Rita Orazi presented her paper, “The Emperor as Classical Hero in Ana Komnene’s Alexiad,” which demonstrates how Ana Komnene proclaims her Roman identity in the Alexiad in the manner in which she makes her father, Alexios, out to be a hero of a Homeric epic. Rita highlighted that Ana Komnene’s narrative focuses on the main channels of power in Constantinople (an archetypical trait of Roman histories), and her distrust of the barbarian “other,” a role occupied by the Franks. Acting not only as a body of work meant to praise her father, the Alexiad may also have served as a defense or justification for Alexios’ actions during the events of the First Crusade, as a result of which his popularity dwindled. Rita believes the fact that this work is one of only two surviving Byzantine accounts of Alexios’ reign possibly indicates that Ana Komnene wrote of her father fearing none other would care to do so, and wanted to leave a positive view of her father for future generations to inherit. Rita Orazi, having set her sights on medical school, was drawn to the Alexiad because, aside from it being one of the few Byzantine accounts of Alexios’ reign, Ana Komnene herself was a practicing and teaching physician and ran a hospital in Constantinople.

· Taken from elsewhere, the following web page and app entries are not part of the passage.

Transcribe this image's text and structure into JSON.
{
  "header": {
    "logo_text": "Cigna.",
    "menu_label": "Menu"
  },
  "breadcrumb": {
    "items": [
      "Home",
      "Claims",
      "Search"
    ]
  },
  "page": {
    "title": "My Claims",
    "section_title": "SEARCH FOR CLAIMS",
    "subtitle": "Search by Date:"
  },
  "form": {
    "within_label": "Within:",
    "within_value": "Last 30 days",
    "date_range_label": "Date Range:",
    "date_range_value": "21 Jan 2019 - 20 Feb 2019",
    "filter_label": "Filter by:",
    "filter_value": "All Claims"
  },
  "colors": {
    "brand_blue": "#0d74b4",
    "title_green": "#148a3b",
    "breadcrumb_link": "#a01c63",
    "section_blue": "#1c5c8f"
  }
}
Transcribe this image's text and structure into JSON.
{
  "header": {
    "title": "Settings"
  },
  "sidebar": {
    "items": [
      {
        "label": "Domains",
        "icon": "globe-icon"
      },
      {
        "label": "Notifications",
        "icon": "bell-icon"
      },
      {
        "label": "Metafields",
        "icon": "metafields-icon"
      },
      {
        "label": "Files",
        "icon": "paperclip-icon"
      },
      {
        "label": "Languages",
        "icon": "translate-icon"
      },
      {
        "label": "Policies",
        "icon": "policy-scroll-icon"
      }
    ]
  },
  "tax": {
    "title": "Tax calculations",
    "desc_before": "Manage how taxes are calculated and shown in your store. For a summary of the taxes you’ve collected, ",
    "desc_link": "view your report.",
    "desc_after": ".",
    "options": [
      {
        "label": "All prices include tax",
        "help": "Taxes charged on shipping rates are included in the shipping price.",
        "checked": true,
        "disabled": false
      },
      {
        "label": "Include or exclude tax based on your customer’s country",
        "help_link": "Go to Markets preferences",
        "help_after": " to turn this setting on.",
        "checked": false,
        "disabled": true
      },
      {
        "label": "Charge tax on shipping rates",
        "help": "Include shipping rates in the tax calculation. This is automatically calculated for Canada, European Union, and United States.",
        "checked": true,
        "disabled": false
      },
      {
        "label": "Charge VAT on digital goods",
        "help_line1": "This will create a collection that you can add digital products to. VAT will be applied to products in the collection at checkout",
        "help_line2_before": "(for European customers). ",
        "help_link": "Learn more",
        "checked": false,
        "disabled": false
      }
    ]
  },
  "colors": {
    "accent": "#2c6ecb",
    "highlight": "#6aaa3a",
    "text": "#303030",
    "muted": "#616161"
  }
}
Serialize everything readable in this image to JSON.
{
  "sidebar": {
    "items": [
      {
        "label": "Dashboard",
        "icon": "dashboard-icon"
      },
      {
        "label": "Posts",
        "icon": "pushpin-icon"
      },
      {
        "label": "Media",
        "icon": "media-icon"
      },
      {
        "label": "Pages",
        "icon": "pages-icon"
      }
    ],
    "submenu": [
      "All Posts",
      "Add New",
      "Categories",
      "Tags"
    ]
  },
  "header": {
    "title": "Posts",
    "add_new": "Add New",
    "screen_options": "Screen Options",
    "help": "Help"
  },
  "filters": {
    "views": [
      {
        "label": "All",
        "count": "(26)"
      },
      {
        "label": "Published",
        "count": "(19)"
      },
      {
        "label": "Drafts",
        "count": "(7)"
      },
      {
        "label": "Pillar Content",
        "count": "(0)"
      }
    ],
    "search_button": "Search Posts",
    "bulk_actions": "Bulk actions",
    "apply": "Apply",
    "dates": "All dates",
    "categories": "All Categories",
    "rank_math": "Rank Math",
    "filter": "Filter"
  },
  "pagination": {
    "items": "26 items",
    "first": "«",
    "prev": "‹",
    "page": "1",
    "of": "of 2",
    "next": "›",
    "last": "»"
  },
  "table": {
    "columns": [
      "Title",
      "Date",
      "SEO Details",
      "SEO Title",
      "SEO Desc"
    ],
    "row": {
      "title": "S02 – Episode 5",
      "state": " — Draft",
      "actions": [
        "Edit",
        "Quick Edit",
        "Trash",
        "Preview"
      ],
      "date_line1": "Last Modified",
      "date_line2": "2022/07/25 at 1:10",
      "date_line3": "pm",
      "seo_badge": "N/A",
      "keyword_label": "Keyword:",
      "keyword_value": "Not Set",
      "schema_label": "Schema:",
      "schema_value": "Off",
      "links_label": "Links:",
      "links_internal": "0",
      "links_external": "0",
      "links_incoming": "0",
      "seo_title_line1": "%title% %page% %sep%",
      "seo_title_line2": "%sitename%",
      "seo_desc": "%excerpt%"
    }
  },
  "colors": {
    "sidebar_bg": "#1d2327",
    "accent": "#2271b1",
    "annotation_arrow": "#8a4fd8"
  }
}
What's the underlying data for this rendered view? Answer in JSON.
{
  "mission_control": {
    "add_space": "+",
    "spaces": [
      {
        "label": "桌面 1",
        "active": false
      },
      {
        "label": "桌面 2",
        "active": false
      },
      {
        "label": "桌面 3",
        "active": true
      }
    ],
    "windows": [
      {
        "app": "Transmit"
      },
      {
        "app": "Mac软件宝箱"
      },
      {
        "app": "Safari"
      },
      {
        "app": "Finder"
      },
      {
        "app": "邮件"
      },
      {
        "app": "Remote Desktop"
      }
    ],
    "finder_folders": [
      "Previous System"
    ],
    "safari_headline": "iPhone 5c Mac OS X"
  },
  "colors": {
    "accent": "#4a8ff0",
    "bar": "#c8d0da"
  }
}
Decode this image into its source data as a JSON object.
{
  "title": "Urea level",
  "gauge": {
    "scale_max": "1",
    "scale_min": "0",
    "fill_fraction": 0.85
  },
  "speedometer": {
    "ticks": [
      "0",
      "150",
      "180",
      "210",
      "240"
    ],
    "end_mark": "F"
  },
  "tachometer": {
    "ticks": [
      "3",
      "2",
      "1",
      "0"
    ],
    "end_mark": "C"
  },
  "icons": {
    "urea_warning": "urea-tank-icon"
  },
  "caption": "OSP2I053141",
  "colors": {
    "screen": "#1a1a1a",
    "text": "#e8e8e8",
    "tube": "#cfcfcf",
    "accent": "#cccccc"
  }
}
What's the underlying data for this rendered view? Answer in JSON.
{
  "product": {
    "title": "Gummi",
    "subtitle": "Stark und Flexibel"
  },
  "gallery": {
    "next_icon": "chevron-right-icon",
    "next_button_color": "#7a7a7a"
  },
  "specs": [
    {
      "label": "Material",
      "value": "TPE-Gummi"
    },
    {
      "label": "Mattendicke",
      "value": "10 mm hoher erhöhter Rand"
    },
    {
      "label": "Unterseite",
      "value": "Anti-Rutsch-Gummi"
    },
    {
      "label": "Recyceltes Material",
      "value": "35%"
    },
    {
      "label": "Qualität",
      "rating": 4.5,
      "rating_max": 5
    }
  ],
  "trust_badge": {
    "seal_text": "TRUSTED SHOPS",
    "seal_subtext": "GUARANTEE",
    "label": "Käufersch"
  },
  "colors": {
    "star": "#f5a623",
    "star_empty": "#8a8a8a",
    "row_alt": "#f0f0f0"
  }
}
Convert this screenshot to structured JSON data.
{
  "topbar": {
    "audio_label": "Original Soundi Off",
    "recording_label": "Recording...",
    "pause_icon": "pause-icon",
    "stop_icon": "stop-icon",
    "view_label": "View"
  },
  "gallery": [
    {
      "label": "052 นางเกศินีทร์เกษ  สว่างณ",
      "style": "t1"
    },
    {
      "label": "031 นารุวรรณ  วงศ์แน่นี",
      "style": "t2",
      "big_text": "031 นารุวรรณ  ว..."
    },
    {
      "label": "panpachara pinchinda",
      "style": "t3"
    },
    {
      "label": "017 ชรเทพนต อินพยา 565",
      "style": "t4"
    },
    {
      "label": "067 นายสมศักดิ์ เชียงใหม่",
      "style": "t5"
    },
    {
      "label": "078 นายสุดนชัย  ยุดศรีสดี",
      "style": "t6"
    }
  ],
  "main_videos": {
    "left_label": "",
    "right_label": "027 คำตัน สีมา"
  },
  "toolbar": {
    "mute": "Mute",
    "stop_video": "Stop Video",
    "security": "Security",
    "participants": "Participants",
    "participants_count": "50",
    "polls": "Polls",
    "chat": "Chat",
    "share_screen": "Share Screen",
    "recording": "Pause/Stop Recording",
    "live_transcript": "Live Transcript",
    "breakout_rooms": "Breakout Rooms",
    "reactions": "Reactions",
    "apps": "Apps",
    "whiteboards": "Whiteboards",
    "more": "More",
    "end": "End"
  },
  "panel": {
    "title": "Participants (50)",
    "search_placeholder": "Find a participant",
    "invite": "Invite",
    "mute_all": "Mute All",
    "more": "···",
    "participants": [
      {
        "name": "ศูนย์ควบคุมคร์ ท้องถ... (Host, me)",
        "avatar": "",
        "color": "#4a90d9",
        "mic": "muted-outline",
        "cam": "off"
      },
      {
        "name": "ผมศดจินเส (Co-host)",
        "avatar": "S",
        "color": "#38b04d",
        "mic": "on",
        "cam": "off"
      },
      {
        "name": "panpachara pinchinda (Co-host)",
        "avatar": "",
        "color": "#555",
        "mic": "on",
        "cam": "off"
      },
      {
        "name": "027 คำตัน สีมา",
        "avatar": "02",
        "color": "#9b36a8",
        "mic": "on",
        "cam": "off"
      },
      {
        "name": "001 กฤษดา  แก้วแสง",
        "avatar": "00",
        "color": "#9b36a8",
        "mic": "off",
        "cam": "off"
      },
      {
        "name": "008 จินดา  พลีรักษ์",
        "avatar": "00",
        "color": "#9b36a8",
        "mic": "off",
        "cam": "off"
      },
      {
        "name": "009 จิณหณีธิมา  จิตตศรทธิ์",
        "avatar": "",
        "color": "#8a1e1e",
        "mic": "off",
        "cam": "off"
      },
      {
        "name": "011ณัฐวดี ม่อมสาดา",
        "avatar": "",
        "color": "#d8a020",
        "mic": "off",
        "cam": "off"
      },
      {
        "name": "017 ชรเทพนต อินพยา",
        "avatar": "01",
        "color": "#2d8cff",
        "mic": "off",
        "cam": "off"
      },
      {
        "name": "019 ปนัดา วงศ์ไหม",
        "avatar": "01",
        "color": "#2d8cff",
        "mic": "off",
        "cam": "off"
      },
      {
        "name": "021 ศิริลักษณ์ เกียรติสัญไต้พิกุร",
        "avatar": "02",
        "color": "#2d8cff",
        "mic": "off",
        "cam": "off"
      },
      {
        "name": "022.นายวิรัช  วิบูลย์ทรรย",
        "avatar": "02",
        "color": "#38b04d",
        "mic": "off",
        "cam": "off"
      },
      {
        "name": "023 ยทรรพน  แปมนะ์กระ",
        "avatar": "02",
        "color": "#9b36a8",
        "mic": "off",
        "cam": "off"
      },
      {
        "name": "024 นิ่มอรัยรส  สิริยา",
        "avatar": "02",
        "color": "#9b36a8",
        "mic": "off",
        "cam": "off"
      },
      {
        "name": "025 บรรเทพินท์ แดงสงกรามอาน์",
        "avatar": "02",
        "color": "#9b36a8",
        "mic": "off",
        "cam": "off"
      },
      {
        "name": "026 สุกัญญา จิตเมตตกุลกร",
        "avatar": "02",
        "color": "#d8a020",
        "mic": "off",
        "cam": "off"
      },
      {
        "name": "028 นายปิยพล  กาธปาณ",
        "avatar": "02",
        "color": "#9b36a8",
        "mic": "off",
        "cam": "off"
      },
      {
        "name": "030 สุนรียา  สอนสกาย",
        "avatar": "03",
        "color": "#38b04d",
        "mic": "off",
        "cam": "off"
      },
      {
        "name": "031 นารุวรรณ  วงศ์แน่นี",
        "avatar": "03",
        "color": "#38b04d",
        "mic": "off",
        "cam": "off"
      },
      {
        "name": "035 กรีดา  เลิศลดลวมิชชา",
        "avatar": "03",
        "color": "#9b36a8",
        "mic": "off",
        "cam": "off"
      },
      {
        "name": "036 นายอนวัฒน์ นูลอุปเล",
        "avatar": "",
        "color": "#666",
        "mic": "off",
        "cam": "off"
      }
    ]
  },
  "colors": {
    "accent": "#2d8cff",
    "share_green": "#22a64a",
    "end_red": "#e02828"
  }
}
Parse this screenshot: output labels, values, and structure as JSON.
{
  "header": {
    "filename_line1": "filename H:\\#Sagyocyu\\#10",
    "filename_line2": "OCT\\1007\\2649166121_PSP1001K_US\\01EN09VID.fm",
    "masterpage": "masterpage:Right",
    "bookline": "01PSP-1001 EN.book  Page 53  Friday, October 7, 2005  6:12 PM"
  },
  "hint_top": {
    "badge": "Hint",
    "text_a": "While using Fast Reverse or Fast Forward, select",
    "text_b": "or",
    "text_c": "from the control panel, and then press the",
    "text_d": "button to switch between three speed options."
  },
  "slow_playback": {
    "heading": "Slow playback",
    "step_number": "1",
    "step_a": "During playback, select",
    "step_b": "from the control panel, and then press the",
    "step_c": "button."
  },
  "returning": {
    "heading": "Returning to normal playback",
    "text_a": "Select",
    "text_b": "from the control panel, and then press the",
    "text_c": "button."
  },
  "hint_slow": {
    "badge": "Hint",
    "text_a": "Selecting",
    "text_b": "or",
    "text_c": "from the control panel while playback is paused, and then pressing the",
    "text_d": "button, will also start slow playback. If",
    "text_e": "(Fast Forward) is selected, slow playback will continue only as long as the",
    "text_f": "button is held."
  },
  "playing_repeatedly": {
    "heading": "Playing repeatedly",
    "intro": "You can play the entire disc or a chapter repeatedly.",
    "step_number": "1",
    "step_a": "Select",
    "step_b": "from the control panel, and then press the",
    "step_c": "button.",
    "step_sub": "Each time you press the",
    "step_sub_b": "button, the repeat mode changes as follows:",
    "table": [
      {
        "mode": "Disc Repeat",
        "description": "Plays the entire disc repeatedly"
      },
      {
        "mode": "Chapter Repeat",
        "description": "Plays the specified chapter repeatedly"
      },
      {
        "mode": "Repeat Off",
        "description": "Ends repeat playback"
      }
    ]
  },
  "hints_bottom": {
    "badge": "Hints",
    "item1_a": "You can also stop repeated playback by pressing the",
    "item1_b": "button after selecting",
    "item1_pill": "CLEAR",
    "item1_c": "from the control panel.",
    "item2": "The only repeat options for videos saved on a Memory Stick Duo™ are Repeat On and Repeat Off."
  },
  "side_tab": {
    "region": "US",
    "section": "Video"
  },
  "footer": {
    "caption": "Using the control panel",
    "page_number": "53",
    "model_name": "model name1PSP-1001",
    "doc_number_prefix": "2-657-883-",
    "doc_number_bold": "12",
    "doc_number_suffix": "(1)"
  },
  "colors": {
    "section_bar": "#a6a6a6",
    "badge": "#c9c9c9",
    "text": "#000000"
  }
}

Arthur Mezzo III’s “God and King: Biographies of Medieval Frankish Kings,” explored the biographies of medieval Frankish rulers and the parallels they drew between themselves and stories and contemporary images of Christ. Arthur paid special attention to the works of Gregory of Tours, Einhard’s Life of Charlemagne, and the anonymously authored panegyric Beatus Ludovicus, composed for the canonization of Louis IX.

Kyle Stelzer’s paper, “The Tibyan: One Ruler’s Account of Christian-Muslim Relations in Eleventh-Century Iberia,” focuses on the Tibyan: Memoirs of ‘Abdallah ibn Buluggin, Last Zirid Amir of Granada, an autobiography discovered by Levi Provencal in 1933 and translated into English in 1986. These memoirs provide a firsthand account of the history of the Zirid dynasty of the Ta’ifa of Granada from circa 1013-1095. ‘Abdallah ibn Buluggin’s autobiography is one of a very few accounts of eleventh century Al-Andalus actually written in the eleventh century. ‘Abdallah’s recounting of Andalusian politics, society, and culture provide both historical and personal insight into the era. Kyle presents the Tibyan more specifically as elucidating both the ethno-racial hostilities present amongst Muslim communities and the struggles for power between the various Muslim and Christian states of the Iberian Peninsula. This drastically modifies the common notion of how Muslims, Christians, and Jews related to one-another and lived together, referred to often as “La Convivencia,” or, “The Coexistence,” and the multicultural identity of the Iberian Peninsula.

Our most heartfelt congratulations are extended to the presenters for their excellent work and for their contributions.

 

By Kevin Vogelaar and Andrew O’Sullivan